Start of INPUT

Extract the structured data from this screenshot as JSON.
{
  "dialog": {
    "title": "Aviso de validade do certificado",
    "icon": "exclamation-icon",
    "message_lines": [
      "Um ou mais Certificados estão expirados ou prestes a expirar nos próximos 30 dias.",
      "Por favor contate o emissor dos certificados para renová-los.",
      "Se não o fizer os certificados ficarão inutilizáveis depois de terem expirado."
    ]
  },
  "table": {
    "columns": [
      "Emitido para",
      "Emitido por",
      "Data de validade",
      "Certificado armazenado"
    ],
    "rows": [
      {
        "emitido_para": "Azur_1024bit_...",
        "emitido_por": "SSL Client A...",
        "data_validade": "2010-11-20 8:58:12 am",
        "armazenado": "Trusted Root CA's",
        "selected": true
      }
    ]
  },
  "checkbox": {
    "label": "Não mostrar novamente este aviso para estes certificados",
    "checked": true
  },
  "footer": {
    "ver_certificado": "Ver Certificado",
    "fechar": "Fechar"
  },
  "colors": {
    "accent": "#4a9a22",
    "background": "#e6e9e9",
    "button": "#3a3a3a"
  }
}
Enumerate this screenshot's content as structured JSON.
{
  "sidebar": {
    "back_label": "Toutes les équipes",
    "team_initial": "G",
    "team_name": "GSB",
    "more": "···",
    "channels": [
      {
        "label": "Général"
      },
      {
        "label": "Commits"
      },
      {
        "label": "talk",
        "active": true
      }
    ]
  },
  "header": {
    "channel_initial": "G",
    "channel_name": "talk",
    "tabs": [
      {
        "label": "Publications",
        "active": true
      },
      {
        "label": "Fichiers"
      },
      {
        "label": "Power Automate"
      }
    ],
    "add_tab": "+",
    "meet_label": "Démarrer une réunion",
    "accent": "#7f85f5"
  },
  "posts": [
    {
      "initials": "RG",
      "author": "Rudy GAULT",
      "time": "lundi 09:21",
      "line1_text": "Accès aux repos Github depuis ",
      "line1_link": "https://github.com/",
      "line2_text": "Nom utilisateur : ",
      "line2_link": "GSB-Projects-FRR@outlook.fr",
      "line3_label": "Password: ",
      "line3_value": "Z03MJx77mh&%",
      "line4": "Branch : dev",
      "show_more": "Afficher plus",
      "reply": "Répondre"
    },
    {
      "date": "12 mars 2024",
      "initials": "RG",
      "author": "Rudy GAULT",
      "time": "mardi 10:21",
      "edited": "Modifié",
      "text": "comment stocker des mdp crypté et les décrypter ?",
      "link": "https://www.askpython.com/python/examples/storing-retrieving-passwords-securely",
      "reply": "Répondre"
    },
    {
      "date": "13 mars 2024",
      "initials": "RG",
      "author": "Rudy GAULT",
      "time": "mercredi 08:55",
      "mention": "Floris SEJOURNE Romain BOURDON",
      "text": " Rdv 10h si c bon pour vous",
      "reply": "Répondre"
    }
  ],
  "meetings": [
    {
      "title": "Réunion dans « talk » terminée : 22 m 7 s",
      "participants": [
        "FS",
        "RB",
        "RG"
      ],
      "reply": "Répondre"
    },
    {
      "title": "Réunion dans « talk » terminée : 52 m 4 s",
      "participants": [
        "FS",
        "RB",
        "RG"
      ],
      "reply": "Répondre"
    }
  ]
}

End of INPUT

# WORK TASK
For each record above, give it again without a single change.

# TASK ANSWER
Extract the structured data from this screenshot as JSON.
{
  "dialog": {
    "title": "Aviso de validade do certificado",
    "icon": "exclamation-icon",
    "message_lines": [
      "Um ou mais Certificados estão expirados ou prestes a expirar nos próximos 30 dias.",
      "Por favor contate o emissor dos certificados para renová-los.",
      "Se não o fizer os certificados ficarão inutilizáveis depois de terem expirado."
    ]
  },
  "table": {
    "columns": [
      "Emitido para",
      "Emitido por",
      "Data de validade",
      "Certificado armazenado"
    ],
    "rows": [
      {
        "emitido_para": "Azur_1024bit_...",
        "emitido_por": "SSL Client A...",
        "data_validade": "2010-11-20 8:58:12 am",
        "armazenado": "Trusted Root CA's",
        "selected": true
      }
    ]
  },
  "checkbox": {
    "label": "Não mostrar novamente este aviso para estes certificados",
    "checked": true
  },
  "footer": {
    "ver_certificado": "Ver Certificado",
    "fechar": "Fechar"
  },
  "colors": {
    "accent": "#4a9a22",
    "background": "#e6e9e9",
    "button": "#3a3a3a"
  }
}
Enumerate this screenshot's content as structured JSON.
{
  "sidebar": {
    "back_label": "Toutes les équipes",
    "team_initial": "G",
    "team_name": "GSB",
    "more": "···",
    "channels": [
      {
        "label": "Général"
      },
      {
        "label": "Commits"
      },
      {
        "label": "talk",
        "active": true
      }
    ]
  },
  "header": {
    "channel_initial": "G",
    "channel_name": "talk",
    "tabs": [
      {
        "label": "Publications",
        "active": true
      },
      {
        "label": "Fichiers"
      },
      {
        "label": "Power Automate"
      }
    ],
    "add_tab": "+",
    "meet_label": "Démarrer une réunion",
    "accent": "#7f85f5"
  },
  "posts": [
    {
      "initials": "RG",
      "author": "Rudy GAULT",
      "time": "lundi 09:21",
      "line1_text": "Accès aux repos Github depuis ",
      "line1_link": "https://github.com/",
      "line2_text": "Nom utilisateur : ",
      "line2_link": "GSB-Projects-FRR@outlook.fr",
      "line3_label": "Password: ",
      "line3_value": "Z03MJx77mh&%",
      "line4": "Branch : dev",
      "show_more": "Afficher plus",
      "reply": "Répondre"
    },
    {
      "date": "12 mars 2024",
      "initials": "RG",
      "author": "Rudy GAULT",
      "time": "mardi 10:21",
      "edited": "Modifié",
      "text": "comment stocker des mdp crypté et les décrypter ?",
      "link": "https://www.askpython.com/python/examples/storing-retrieving-passwords-securely",
      "reply": "Répondre"
    },
    {
      "date": "13 mars 2024",
      "initials": "RG",
      "author": "Rudy GAULT",
      "time": "mercredi 08:55",
      "mention": "Floris SEJOURNE Romain BOURDON",
      "text": " Rdv 10h si c bon pour vous",
      "reply": "Répondre"
    }
  ],
  "meetings": [
    {
      "title": "Réunion dans « talk » terminée : 22 m 7 s",
      "participants": [
        "FS",
        "RB",
        "RG"
      ],
      "reply": "Répondre"
    },
    {
      "title": "Réunion dans « talk » terminée : 52 m 4 s",
      "participants": [
        "FS",
        "RB",
        "RG"
      ],
      "reply": "Répondre"
    }
  ]
}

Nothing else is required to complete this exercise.